Read more in this note from WNYC’s Editor In Chief Audrey Cooper:
Let’s start 2021 with some terrific news: We have found an extraordinary journalist to join the WNYC Newsroom as our new health & science editor. Nsikan Akpan will start on Jan. 11.
Nsikan will be a remarkable addition to our team when the New York area is in desperate need of smart health reporting. He has produced news for four different types of media. He has a passion for mentoring and a knack for seeing stories before they hit the mainstream. Most critically, he’s also funny and kind — the sort of person you want as a colleague.
Nsikan joins us from National Geographic where he worked as the science editor, overseeing COVID-19 coverage in addition to other types of science, health and technology news. His team’s work helped to shatter digital records last year, making up nearly 20% of total traffic.
Before National Geographic, he worked for more than four years at PBS NewsHour. He co-created an award-winning video series named ScienceScope and wrote a weekly newsletter that nearly quadrupled in size over two years. He and his team won a 2020 Emmy for the PBS NewsHour series “Stopping a Killer Pandemic” and in 2019 received a George Foster Peabody Award for the PBS NewsHour series “The Plastic Problem.”
Nsikan has also worked for NPR, Science News Magazine, Science Magazine, KUSP Central Coast Public Radio, the Santa Cruz Sentinel, and as a writer at the Center for Infection and Immunity at Columbia University.
Nsikan has a bachelor’s degree in biology from Bard College and earned his Ph.D. from Columbia University’s Department of Pathobiology and Molecular Medicine. He also holds a certificate from the University of California, Santa Cruz, Science Communication Graduate Program, which trains science experts in the journalism field.
His scientific research has included the examination of the parasite that causes Chagas disease through Tufts University’s Department of Immunology. He also studied how neurons die during strokes and identified new cell death inhibitors with therapeutic effects in stroke victims while at Columbia University. He has been published in the Journal of Neuroscience and has jointly authored three scholarly articles on neurodegeneration.

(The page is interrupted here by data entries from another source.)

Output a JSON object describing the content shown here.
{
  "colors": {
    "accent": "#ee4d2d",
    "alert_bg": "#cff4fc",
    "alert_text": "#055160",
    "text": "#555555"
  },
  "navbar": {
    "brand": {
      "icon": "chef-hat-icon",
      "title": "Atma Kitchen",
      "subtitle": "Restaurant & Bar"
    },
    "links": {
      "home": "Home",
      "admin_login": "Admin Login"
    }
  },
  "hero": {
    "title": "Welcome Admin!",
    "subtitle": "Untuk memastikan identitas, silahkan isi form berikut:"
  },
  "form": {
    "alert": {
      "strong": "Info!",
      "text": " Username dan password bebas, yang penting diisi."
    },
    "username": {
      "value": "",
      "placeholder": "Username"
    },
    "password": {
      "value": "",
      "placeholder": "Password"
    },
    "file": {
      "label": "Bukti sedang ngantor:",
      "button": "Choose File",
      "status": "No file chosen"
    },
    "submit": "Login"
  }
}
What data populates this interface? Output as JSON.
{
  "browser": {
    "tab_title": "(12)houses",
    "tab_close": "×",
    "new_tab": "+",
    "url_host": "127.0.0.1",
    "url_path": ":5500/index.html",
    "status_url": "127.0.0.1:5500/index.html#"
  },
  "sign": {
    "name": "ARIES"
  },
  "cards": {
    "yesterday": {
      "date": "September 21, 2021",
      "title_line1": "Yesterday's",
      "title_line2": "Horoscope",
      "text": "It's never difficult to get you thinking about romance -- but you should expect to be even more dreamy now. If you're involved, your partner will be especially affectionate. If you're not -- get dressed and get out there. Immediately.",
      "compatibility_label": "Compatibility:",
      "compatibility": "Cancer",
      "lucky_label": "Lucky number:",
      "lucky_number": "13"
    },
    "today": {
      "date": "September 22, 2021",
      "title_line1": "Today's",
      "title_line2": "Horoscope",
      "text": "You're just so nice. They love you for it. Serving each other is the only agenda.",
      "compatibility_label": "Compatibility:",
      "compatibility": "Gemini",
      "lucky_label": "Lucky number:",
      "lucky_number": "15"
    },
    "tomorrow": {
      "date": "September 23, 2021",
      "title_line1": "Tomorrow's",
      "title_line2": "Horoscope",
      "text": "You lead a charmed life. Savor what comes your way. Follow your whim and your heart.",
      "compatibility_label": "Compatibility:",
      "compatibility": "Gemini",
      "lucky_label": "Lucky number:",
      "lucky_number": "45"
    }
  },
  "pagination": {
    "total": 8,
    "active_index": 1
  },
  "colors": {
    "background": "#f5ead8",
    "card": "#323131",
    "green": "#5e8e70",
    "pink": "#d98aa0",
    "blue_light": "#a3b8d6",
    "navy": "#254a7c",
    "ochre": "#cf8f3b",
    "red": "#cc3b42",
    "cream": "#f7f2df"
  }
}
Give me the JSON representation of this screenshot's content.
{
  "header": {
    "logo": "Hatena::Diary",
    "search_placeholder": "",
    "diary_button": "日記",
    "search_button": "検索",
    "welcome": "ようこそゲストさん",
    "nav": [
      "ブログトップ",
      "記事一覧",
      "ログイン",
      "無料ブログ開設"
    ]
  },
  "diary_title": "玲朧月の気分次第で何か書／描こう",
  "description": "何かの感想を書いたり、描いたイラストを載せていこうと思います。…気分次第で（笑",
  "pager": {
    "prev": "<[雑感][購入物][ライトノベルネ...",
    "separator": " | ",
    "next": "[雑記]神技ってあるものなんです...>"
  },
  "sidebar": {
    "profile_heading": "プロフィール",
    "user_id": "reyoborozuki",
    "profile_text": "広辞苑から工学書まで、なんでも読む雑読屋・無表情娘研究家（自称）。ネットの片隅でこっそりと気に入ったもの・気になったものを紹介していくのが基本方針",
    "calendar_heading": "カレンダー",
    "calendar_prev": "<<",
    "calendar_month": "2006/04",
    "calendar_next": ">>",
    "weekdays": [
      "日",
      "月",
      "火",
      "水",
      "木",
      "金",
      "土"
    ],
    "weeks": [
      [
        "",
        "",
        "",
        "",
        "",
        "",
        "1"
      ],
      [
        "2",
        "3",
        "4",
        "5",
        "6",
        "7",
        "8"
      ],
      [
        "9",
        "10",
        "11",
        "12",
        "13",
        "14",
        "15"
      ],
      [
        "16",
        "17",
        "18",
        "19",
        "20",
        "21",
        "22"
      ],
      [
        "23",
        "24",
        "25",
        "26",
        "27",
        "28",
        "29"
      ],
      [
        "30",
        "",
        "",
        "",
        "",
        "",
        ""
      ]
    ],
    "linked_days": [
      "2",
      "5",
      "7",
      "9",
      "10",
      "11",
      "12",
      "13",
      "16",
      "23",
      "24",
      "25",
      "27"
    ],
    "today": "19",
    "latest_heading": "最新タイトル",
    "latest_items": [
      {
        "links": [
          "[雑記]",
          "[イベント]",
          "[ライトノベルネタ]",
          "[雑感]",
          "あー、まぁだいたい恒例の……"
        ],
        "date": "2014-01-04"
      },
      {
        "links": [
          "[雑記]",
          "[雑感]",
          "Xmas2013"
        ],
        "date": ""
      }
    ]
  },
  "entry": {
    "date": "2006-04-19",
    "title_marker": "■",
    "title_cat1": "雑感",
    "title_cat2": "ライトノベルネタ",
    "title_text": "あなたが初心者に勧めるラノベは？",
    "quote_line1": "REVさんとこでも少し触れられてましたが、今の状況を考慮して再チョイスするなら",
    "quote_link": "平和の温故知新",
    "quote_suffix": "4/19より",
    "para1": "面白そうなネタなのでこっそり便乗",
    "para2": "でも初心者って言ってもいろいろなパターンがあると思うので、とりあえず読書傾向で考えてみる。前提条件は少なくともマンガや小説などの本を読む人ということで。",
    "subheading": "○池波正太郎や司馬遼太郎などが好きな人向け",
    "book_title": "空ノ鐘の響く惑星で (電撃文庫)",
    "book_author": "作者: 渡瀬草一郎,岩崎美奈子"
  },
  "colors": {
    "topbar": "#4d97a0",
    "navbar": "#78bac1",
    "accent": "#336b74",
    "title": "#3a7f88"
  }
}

His team will include at least three reporters, including a new hire. Details on the team will be announced next week. And Nsikan (pronounced SEE-Khan) will join us later this week after a morning news meeting to say hello to everyone.
Here’s to a great start to 2021!